**Exercise prompt**
Could you set down every record exactly as it appears?

= Beginning of Section =

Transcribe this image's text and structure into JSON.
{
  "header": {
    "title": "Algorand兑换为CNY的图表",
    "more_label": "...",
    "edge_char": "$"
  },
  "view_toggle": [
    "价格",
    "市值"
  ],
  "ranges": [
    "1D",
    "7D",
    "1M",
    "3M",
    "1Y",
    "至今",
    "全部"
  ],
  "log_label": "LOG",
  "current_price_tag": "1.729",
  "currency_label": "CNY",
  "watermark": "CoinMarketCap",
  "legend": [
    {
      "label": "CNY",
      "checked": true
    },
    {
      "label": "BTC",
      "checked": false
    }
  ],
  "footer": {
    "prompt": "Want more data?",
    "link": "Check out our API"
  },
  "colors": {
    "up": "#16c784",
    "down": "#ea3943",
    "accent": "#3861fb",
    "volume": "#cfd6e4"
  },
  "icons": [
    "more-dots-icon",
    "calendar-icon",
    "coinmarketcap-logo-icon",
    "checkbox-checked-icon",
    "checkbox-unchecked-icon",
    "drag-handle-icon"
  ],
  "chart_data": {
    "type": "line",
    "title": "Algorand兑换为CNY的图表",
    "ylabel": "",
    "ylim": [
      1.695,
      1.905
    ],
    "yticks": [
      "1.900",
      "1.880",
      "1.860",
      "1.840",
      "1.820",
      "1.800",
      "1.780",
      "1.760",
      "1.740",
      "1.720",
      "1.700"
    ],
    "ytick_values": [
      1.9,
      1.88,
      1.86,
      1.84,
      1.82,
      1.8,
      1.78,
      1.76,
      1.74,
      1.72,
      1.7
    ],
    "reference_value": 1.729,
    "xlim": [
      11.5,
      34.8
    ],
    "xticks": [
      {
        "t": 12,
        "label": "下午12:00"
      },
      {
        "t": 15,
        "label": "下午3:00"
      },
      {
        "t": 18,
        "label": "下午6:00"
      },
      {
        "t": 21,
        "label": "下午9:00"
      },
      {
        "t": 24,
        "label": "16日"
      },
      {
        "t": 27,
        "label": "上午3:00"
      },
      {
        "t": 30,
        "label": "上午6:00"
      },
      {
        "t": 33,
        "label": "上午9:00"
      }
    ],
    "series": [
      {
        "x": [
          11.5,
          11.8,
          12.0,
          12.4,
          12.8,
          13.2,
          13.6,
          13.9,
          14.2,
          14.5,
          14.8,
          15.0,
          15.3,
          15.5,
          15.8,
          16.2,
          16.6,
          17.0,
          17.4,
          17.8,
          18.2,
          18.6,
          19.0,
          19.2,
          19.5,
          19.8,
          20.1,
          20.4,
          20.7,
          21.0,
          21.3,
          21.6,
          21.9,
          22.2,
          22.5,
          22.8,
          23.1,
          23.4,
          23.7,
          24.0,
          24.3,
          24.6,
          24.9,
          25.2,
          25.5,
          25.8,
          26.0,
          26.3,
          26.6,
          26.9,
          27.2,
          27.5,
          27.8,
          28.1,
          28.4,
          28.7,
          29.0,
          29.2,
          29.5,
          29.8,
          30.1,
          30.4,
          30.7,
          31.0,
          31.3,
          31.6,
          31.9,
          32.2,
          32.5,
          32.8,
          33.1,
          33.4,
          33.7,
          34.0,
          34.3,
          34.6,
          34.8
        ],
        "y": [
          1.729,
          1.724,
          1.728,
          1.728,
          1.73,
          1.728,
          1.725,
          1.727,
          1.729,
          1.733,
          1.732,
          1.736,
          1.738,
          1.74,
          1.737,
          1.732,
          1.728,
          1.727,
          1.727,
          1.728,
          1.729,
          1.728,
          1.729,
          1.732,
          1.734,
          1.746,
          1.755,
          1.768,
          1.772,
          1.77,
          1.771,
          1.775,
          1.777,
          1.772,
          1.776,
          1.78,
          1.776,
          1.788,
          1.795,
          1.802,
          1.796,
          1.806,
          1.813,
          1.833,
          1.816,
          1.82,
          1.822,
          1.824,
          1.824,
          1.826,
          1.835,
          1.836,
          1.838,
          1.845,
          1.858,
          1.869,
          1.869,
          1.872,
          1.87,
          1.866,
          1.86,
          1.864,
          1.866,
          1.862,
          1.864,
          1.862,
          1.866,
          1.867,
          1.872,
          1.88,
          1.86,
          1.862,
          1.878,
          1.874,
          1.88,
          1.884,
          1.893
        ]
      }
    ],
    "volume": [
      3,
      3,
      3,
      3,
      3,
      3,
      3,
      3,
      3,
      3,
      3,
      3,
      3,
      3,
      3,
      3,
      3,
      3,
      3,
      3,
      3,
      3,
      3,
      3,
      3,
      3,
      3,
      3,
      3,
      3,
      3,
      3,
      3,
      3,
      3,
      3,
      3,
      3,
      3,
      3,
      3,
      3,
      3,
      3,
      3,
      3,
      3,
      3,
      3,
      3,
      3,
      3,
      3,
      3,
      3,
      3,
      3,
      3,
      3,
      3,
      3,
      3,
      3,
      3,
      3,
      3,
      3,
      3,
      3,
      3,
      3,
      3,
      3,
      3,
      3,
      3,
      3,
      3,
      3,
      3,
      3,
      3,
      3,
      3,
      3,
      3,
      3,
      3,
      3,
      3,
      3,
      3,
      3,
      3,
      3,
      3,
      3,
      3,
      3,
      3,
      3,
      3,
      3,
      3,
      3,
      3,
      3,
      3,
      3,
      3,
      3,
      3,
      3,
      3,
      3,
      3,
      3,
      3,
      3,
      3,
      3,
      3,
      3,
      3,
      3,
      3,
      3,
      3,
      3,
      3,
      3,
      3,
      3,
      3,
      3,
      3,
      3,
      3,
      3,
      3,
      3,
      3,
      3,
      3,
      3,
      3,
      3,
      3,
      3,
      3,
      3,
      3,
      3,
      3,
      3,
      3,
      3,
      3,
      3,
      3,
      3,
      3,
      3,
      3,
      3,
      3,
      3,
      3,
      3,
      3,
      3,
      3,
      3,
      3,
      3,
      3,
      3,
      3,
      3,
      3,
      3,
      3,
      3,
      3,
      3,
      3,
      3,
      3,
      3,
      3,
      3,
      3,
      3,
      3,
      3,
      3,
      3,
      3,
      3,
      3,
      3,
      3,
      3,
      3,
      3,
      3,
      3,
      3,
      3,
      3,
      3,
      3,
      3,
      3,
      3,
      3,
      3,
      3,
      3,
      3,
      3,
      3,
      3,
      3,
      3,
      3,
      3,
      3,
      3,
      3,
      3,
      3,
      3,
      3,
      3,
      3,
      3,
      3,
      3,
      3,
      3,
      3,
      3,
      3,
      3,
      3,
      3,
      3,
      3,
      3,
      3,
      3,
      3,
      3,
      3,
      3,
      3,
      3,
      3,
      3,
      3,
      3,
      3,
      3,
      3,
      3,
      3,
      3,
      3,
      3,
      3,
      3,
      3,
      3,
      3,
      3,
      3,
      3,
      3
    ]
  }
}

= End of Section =

**Answer space**
Transcribe this image's text and structure into JSON.
{
  "header": {
    "title": "Algorand兑换为CNY的图表",
    "more_label": "...",
    "edge_char": "$"
  },
  "view_toggle": [
    "价格",
    "市值"
  ],
  "ranges": [
    "1D",
    "7D",
    "1M",
    "3M",
    "1Y",
    "至今",
    "全部"
  ],
  "log_label": "LOG",
  "current_price_tag": "1.729",
  "currency_label": "CNY",
  "watermark": "CoinMarketCap",
  "legend": [
    {
      "label": "CNY",
      "checked": true
    },
    {
      "label": "BTC",
      "checked": false
    }
  ],
  "footer": {
    "prompt": "Want more data?",
    "link": "Check out our API"
  },
  "colors": {
    "up": "#16c784",
    "down": "#ea3943",
    "accent": "#3861fb",
    "volume": "#cfd6e4"
  },
  "icons": [
    "more-dots-icon",
    "calendar-icon",
    "coinmarketcap-logo-icon",
    "checkbox-checked-icon",
    "checkbox-unchecked-icon",
    "drag-handle-icon"
  ],
  "chart_data": {
    "type": "line",
    "title": "Algorand兑换为CNY的图表",
    "ylabel": "",
    "ylim": [
      1.695,
      1.905
    ],
    "yticks": [
      "1.900",
      "1.880",
      "1.860",
      "1.840",
      "1.820",
      "1.800",
      "1.780",
      "1.760",
      "1.740",
      "1.720",
      "1.700"
    ],
    "ytick_values": [
      1.9,
      1.88,
      1.86,
      1.84,
      1.82,
      1.8,
      1.78,
      1.76,
      1.74,
      1.72,
      1.7
    ],
    "reference_value": 1.729,
    "xlim": [
      11.5,
      34.8
    ],
    "xticks": [
      {
        "t": 12,
        "label": "下午12:00"
      },
      {
        "t": 15,
        "label": "下午3:00"
      },
      {
        "t": 18,
        "label": "下午6:00"
      },
      {
        "t": 21,
        "label": "下午9:00"
      },
      {
        "t": 24,
        "label": "16日"
      },
      {
        "t": 27,
        "label": "上午3:00"
      },
      {
        "t": 30,
        "label": "上午6:00"
      },
      {
        "t": 33,
        "label": "上午9:00"
      }
    ],
    "series": [
      {
        "x": [
          11.5,
          11.8,
          12.0,
          12.4,
          12.8,
          13.2,
          13.6,
          13.9,
          14.2,
          14.5,
          14.8,
          15.0,
          15.3,
          15.5,
          15.8,
          16.2,
          16.6,
          17.0,
          17.4,
          17.8,
          18.2,
          18.6,
          19.0,
          19.2,
          19.5,
          19.8,
          20.1,
          20.4,
          20.7,
          21.0,
          21.3,
          21.6,
          21.9,
          22.2,
          22.5,
          22.8,
          23.1,
          23.4,
          23.7,
          24.0,
          24.3,
          24.6,
          24.9,
          25.2,
          25.5,
          25.8,
          26.0,
          26.3,
          26.6,
          26.9,
          27.2,
          27.5,
          27.8,
          28.1,
          28.4,
          28.7,
          29.0,
          29.2,
          29.5,
          29.8,
          30.1,
          30.4,
          30.7,
          31.0,
          31.3,
          31.6,
          31.9,
          32.2,
          32.5,
          32.8,
          33.1,
          33.4,
          33.7,
          34.0,
          34.3,
          34.6,
          34.8
        ],
        "y": [
          1.729,
          1.724,
          1.728,
          1.728,
          1.73,
          1.728,
          1.725,
          1.727,
          1.729,
          1.733,
          1.732,
          1.736,
          1.738,
          1.74,
          1.737,
          1.732,
          1.728,
          1.727,
          1.727,
          1.728,
          1.729,
          1.728,
          1.729,
          1.732,
          1.734,
          1.746,
          1.755,
          1.768,
          1.772,
          1.77,
          1.771,
          1.775,
          1.777,
          1.772,
          1.776,
          1.78,
          1.776,
          1.788,
          1.795,
          1.802,
          1.796,
          1.806,
          1.813,
          1.833,
          1.816,
          1.82,
          1.822,
          1.824,
          1.824,
          1.826,
          1.835,
          1.836,
          1.838,
          1.845,
          1.858,
          1.869,
          1.869,
          1.872,
          1.87,
          1.866,
          1.86,
          1.864,
          1.866,
          1.862,
          1.864,
          1.862,
          1.866,
          1.867,
          1.872,
          1.88,
          1.86,
          1.862,
          1.878,
          1.874,
          1.88,
          1.884,
          1.893
        ]
      }
    ],
    "volume": [
      3,
      3,
      3,
      3,
      3,
      3,
      3,
      3,
      3,
      3,
      3,
      3,
      3,
      3,
      3,
      3,
      3,
      3,
      3,
      3,
      3,
      3,
      3,
      3,
      3,
      3,
      3,
      3,
      3,
      3,
      3,
      3,
      3,
      3,
      3,
      3,
      3,
      3,
      3,
      3,
      3,
      3,
      3,
      3,
      3,
      3,
      3,
      3,
      3,
      3,
      3,
      3,
      3,
      3,
      3,
      3,
      3,
      3,
      3,
      3,
      3,
      3,
      3,
      3,
      3,
      3,
      3,
      3,
      3,
      3,
      3,
      3,
      3,
      3,
      3,
      3,
      3,
      3,
      3,
      3,
      3,
      3,
      3,
      3,
      3,
      3,
      3,
      3,
      3,
      3,
      3,
      3,
      3,
      3,
      3,
      3,
      3,
      3,
      3,
      3,
      3,
      3,
      3,
      3,
      3,
      3,
      3,
      3,
      3,
      3,
      3,
      3,
      3,
      3,
      3,
      3,
      3,
      3,
      3,
      3,
      3,
      3,
      3,
      3,
      3,
      3,
      3,
      3,
      3,
      3,
      3,
      3,
      3,
      3,
      3,
      3,
      3,
      3,
      3,
      3,
      3,
      3,
      3,
      3,
      3,
      3,
      3,
      3,
      3,
      3,
      3,
      3,
      3,
      3,
      3,
      3,
      3,
      3,
      3,
      3,
      3,
      3,
      3,
      3,
      3,
      3,
      3,
      3,
      3,
      3,
      3,
      3,
      3,
      3,
      3,
      3,
      3,
      3,
      3,
      3,
      3,
      3,
      3,
      3,
      3,
      3,
      3,
      3,
      3,
      3,
      3,
      3,
      3,
      3,
      3,
      3,
      3,
      3,
      3,
      3,
      3,
      3,
      3,
      3,
      3,
      3,
      3,
      3,
      3,
      3,
      3,
      3,
      3,
      3,
      3,
      3,
      3,
      3,
      3,
      3,
      3,
      3,
      3,
      3,
      3,
      3,
      3,
      3,
      3,
      3,
      3,
      3,
      3,
      3,
      3,
      3,
      3,
      3,
      3,
      3,
      3,
      3,
      3,
      3,
      3,
      3,
      3,
      3,
      3,
      3,
      3,
      3,
      3,
      3,
      3,
      3,
      3,
      3,
      3,
      3,
      3,
      3,
      3,
      3,
      3,
      3,
      3,
      3,
      3,
      3,
      3,
      3,
      3,
      3,
      3,
      3,
      3,
      3,
      3
    ]
  }
}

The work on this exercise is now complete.